____ TASK MATERIAL

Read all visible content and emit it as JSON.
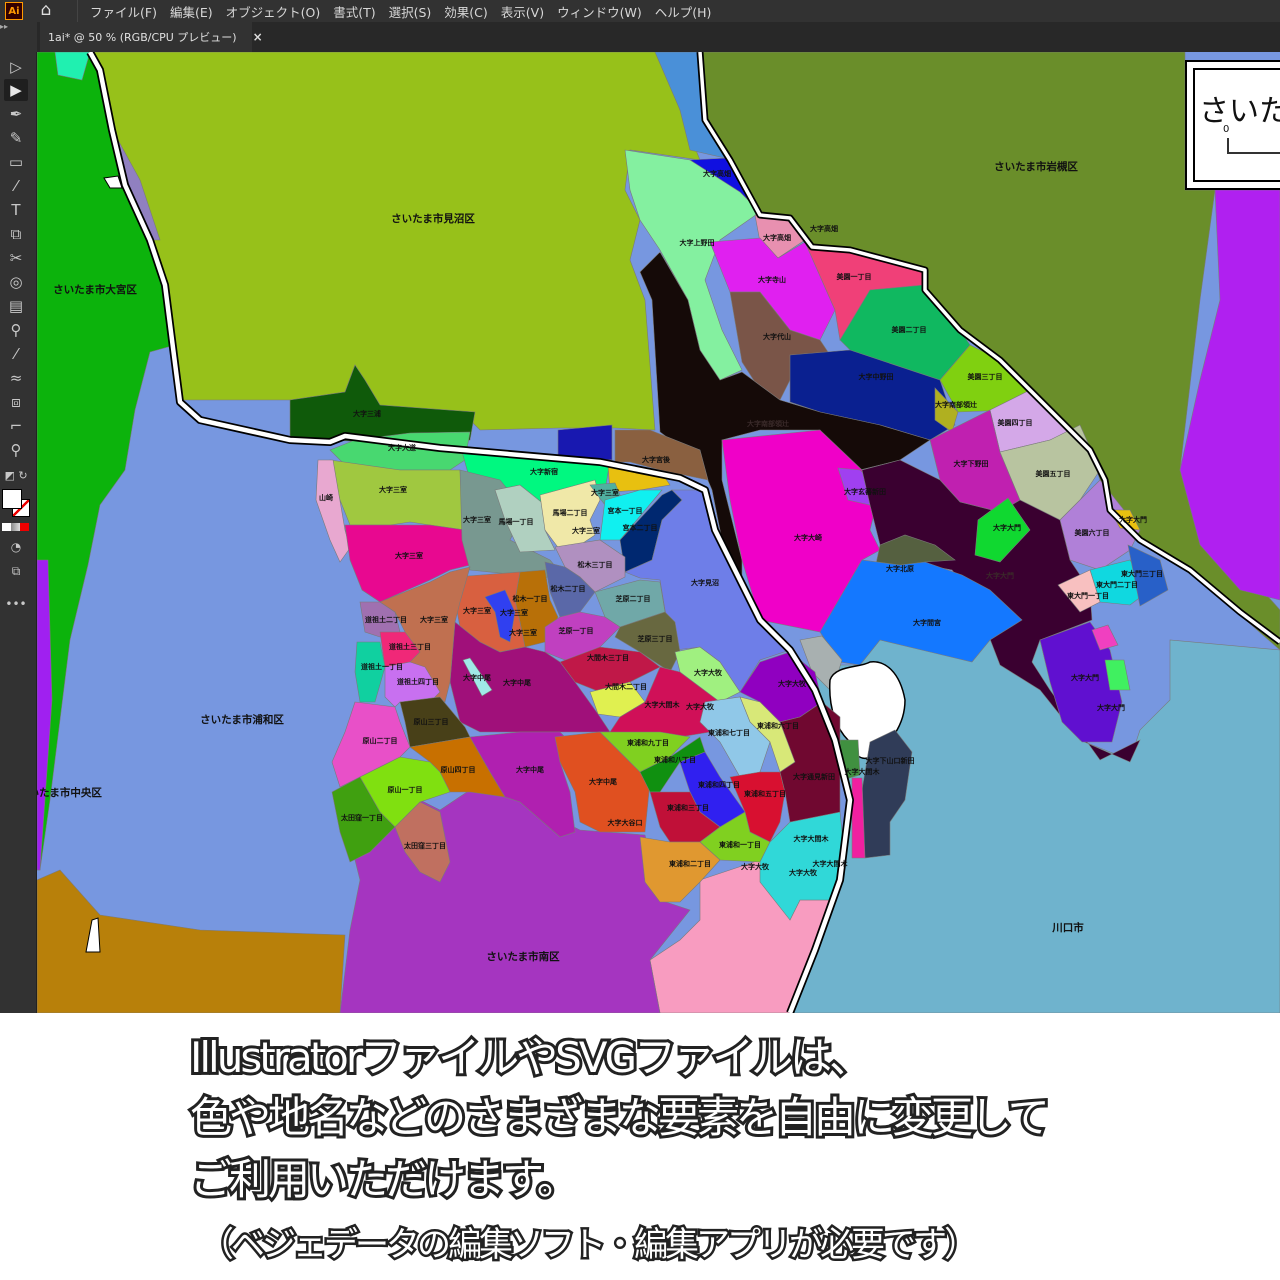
{
  "app": {
    "logo": "Ai",
    "menus": [
      "ファイル(F)",
      "編集(E)",
      "オブジェクト(O)",
      "書式(T)",
      "選択(S)",
      "効果(C)",
      "表示(V)",
      "ウィンドウ(W)",
      "ヘルプ(H)"
    ]
  },
  "tab": {
    "title": "1ai* @ 50 % (RGB/CPU プレビュー)",
    "close": "×"
  },
  "legend": {
    "title": "さいた",
    "scale_zero": "0"
  },
  "map": {
    "labels": [
      "さいたま市見沼区",
      "さいたま市岩槻区",
      "さいたま市大宮区",
      "さいたま市浦和区",
      "さいたま市中央区",
      "さいたま市南区",
      "川口市",
      "大字高畑",
      "大字高畑",
      "大字高畑",
      "大字上野田",
      "大字寺山",
      "美園一丁目",
      "美園二丁目",
      "大字代山",
      "大字中野田",
      "美園三丁目",
      "大字南部領辻",
      "美園四丁目",
      "大字南部領辻",
      "大字三浦",
      "大字宮後",
      "大字大道",
      "大字新宿",
      "大字三室",
      "大字三室",
      "宮本一丁目",
      "馬場二丁目",
      "大字三室",
      "馬場一丁目",
      "大字三室",
      "宮本二丁目",
      "山崎",
      "大字三室",
      "松木三丁目",
      "松木二丁目",
      "松木一丁目",
      "芝原二丁目",
      "大字三室",
      "大字三室",
      "大字三室",
      "道祖土二丁目",
      "芝原一丁目",
      "大字三室",
      "芝原三丁目",
      "道祖土三丁目",
      "道祖土一丁目",
      "大間木三丁目",
      "大字中尾",
      "大字中尾",
      "道祖土四丁目",
      "大間木二丁目",
      "大字大牧",
      "大字大牧",
      "大字大間木",
      "大字大牧",
      "原山三丁目",
      "東浦和六丁目",
      "東浦和七丁目",
      "原山二丁目",
      "東浦和九丁目",
      "東浦和八丁目",
      "大字中尾",
      "原山四丁目",
      "大字通見新田",
      "東浦和四丁目",
      "東浦和五丁目",
      "原山一丁目",
      "大字中尾",
      "東浦和三丁目",
      "太田窪一丁目",
      "大字大谷口",
      "大字大間木",
      "太田窪三丁目",
      "東浦和一丁目",
      "東浦和二丁目",
      "大字大牧",
      "大字大牧",
      "大字大間木",
      "大字下山口新田",
      "大字大間木",
      "大字下野田",
      "美園五丁目",
      "大字玄蕃新田",
      "大字大崎",
      "大字大門",
      "美園六丁目",
      "大字大門",
      "大字北原",
      "大字大門",
      "東大門三丁目",
      "東大門二丁目",
      "東大門一丁目",
      "大字間宮",
      "大字大門",
      "大字大門",
      "大字見沼"
    ]
  },
  "caption": {
    "line1": "IllustratorファイルやSVGファイルは、",
    "line2": "色や地名などのさまざまな要素を自由に変更して",
    "line3": "ご利用いただけます。",
    "line4": "（ベジェデータの編集ソフト・編集アプリが必要です）"
  }
}
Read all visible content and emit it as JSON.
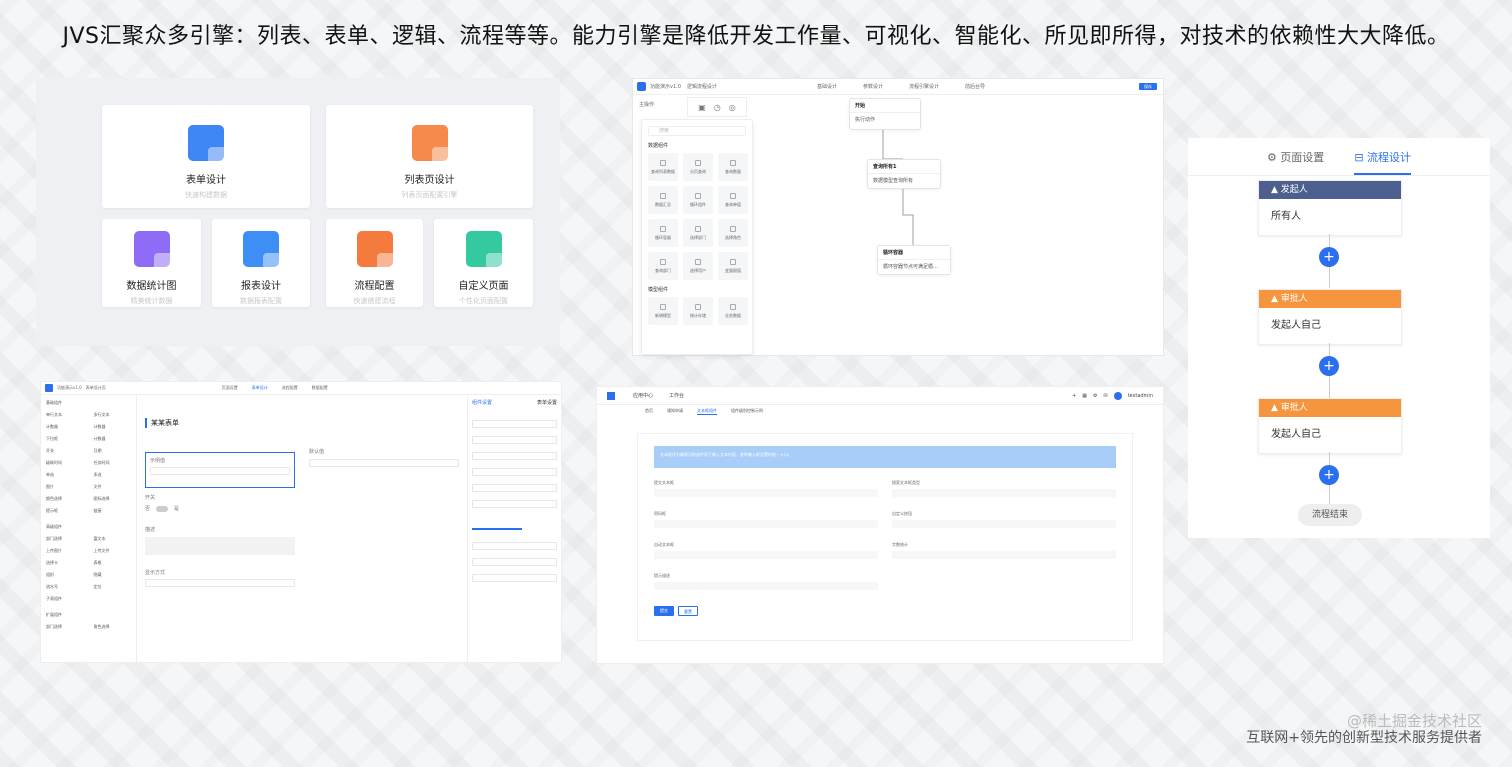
{
  "headline": "JVS汇聚众多引擎：列表、表单、逻辑、流程等等。能力引擎是降低开发工作量、可视化、智能化、所见即所得，对技术的依赖性大大降低。",
  "watermark": "@稀土掘金技术社区",
  "footer": "互联网+领先的创新型技术服务提供者",
  "engines": {
    "cards": [
      {
        "title": "表单设计",
        "sub": "快速构建数据",
        "color": "#3f86f5"
      },
      {
        "title": "列表页设计",
        "sub": "列表页面配置引擎",
        "color": "#f58a4b"
      },
      {
        "title": "数据统计图",
        "sub": "精美统计数据",
        "color": "#8e6cf5"
      },
      {
        "title": "报表设计",
        "sub": "数据报表配置",
        "color": "#3d8ff5"
      },
      {
        "title": "流程配置",
        "sub": "快速搭建流程",
        "color": "#f57a3d"
      },
      {
        "title": "自定义页面",
        "sub": "个性化页面配置",
        "color": "#35c9a2"
      }
    ]
  },
  "flow": {
    "app_title": "功能演示v1.0",
    "crumb": "逻辑流程设计",
    "nav": [
      "基础设计",
      "参数设计",
      "流程引擎设计",
      "前后台导"
    ],
    "save": "保存",
    "tab": "主操作",
    "search_placeholder": "搜索",
    "groups": [
      {
        "title": "数据组件",
        "items": [
          "查询列表数据",
          "分页查询",
          "查询数量",
          "数据汇总",
          "循环组件",
          "查询单值",
          "循环容器",
          "选择部门",
          "选择角色",
          "查询部门",
          "选择用户",
          "变量赋值"
        ]
      },
      {
        "title": "模型组件",
        "items": [
          "新增模型",
          "统计存储",
          "业务数据"
        ]
      }
    ],
    "nodes": [
      {
        "head": "开始",
        "body": "执行动作"
      },
      {
        "head": "查询所有1",
        "body": "数据模型查询所有"
      },
      {
        "head": "循环容器",
        "body": "循环容器节点可满足循..."
      }
    ]
  },
  "process": {
    "tabs": [
      "页面设置",
      "流程设计"
    ],
    "cards": [
      {
        "header": "发起人",
        "body": "所有人",
        "color": "#4d5f8e"
      },
      {
        "header": "审批人",
        "body": "发起人自己",
        "color": "#f5953d"
      },
      {
        "header": "审批人",
        "body": "发起人自己",
        "color": "#f5953d"
      }
    ],
    "plus": "+",
    "end": "流程结束"
  },
  "form": {
    "app_title": "功能演示v1.0",
    "crumb": "表单设计页",
    "tabs": [
      "页面设置",
      "表单设计",
      "流程配置",
      "数据配置"
    ],
    "form_title": "某某表单",
    "right_title": "组件设置",
    "right_title2": "表单设置",
    "left_groups": [
      {
        "title": "基础组件",
        "rows": [
          [
            "单行文本",
            "多行文本"
          ],
          [
            "计数器",
            "计数器"
          ],
          [
            "下拉框",
            "计数器"
          ],
          [
            "开关",
            "日期"
          ],
          [
            "级联时间",
            "任务时间"
          ],
          [
            "单选",
            "多选"
          ],
          [
            "图片",
            "文件"
          ],
          [
            "颜色选择",
            "图标选择"
          ],
          [
            "提示框",
            "链接"
          ]
        ]
      },
      {
        "title": "高级组件",
        "rows": [
          [
            "部门选择",
            "富文本"
          ],
          [
            "上传图片",
            "上传文件"
          ],
          [
            "选择卡",
            "表格"
          ],
          [
            "组织",
            "隐藏"
          ],
          [
            "流水号",
            "定位"
          ],
          [
            "子表组件",
            ""
          ]
        ]
      },
      {
        "title": "扩展组件",
        "rows": [
          [
            "部门选择",
            "角色选择"
          ]
        ]
      }
    ],
    "fields": [
      "示例值",
      "默认值",
      "开关",
      "否",
      "是",
      "描述",
      "显示方式",
      "请选择"
    ]
  },
  "app": {
    "menu": [
      "应用中心",
      "工作台"
    ],
    "user": "testadmin",
    "tabs": [
      "首页",
      "通知申请",
      "文本框组件",
      "组件级别控制示例"
    ],
    "alert": "文本框作为最常见的组件用于输入文本内容，各种输入框设置的统一入口。",
    "labels": [
      "提交文本框",
      "搜索文本框类型",
      "密码框",
      "自定义按钮",
      "自动文本框",
      "字数统计",
      "提示描述"
    ],
    "btn_ok": "提交",
    "btn_reset": "重置"
  }
}
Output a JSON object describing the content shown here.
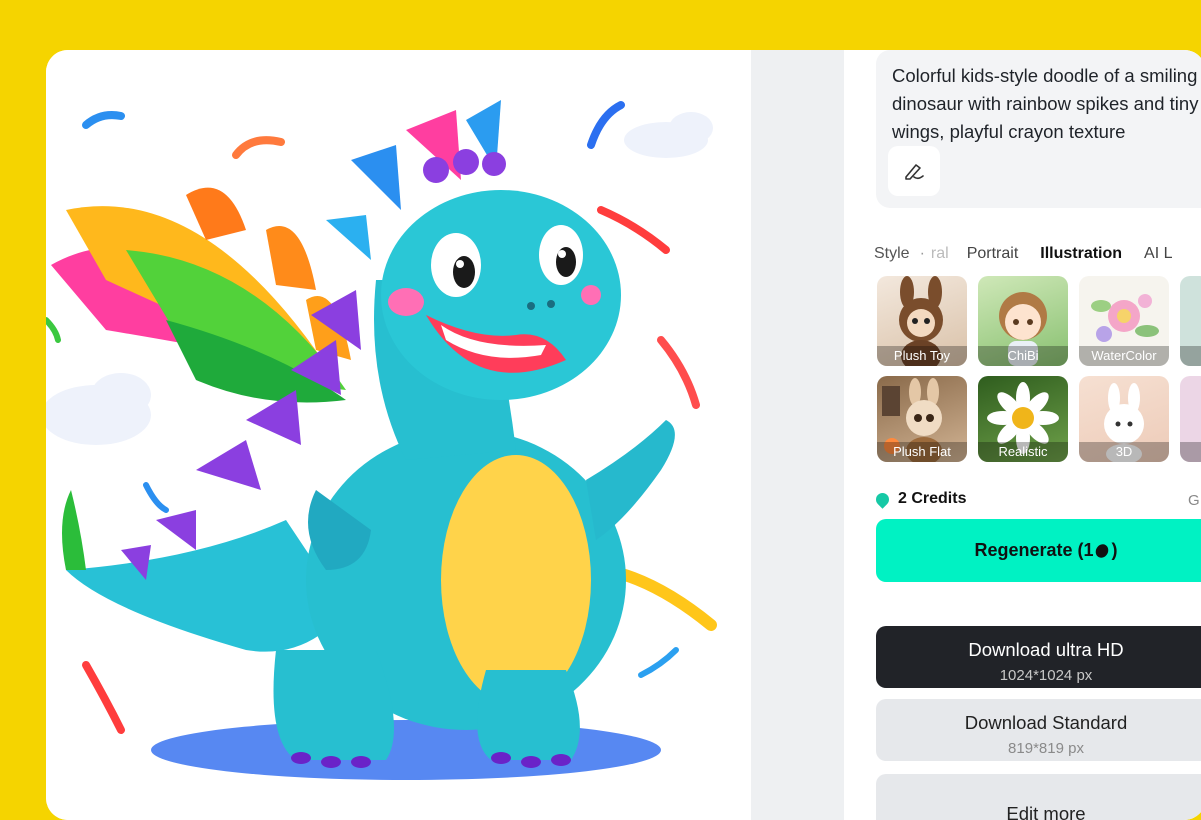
{
  "prompt": {
    "text": "Colorful kids-style doodle of a smiling dinosaur with rainbow spikes and tiny wings, playful crayon texture",
    "edit_icon": "pen-edit-icon"
  },
  "style_tabs": {
    "label": "Style",
    "dot": "·",
    "faded": "ral",
    "items": [
      "Portrait",
      "Illustration",
      "AI L"
    ],
    "active": "Illustration"
  },
  "styles": [
    {
      "label": "Plush Toy"
    },
    {
      "label": "ChiBi"
    },
    {
      "label": "WaterColor"
    },
    {
      "label": ""
    },
    {
      "label": "Plush Flat"
    },
    {
      "label": "Realistic"
    },
    {
      "label": "3D"
    },
    {
      "label": ""
    }
  ],
  "credits": {
    "text": "2 Credits",
    "side": "G",
    "icon": "credits-drop-icon"
  },
  "regenerate": {
    "label": "Regenerate (1",
    "close": ")",
    "icon": "bean-icon"
  },
  "download_hd": {
    "label": "Download ultra HD",
    "size": "1024*1024 px"
  },
  "download_standard": {
    "label": "Download Standard",
    "size": "819*819 px"
  },
  "edit_more": {
    "label": "Edit more"
  },
  "colors": {
    "background": "#f5d400",
    "accent": "#00f2c3",
    "dark": "#212328"
  }
}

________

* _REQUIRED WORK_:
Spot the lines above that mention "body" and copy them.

* _FINISHED TASK_:
        "body": "执行动作"
        "body": "数据模型查询所有"
        "body": "循环容器节点可满足循..."
        "body": "所有人",
        "body": "发起人自己",
        "body": "发起人自己",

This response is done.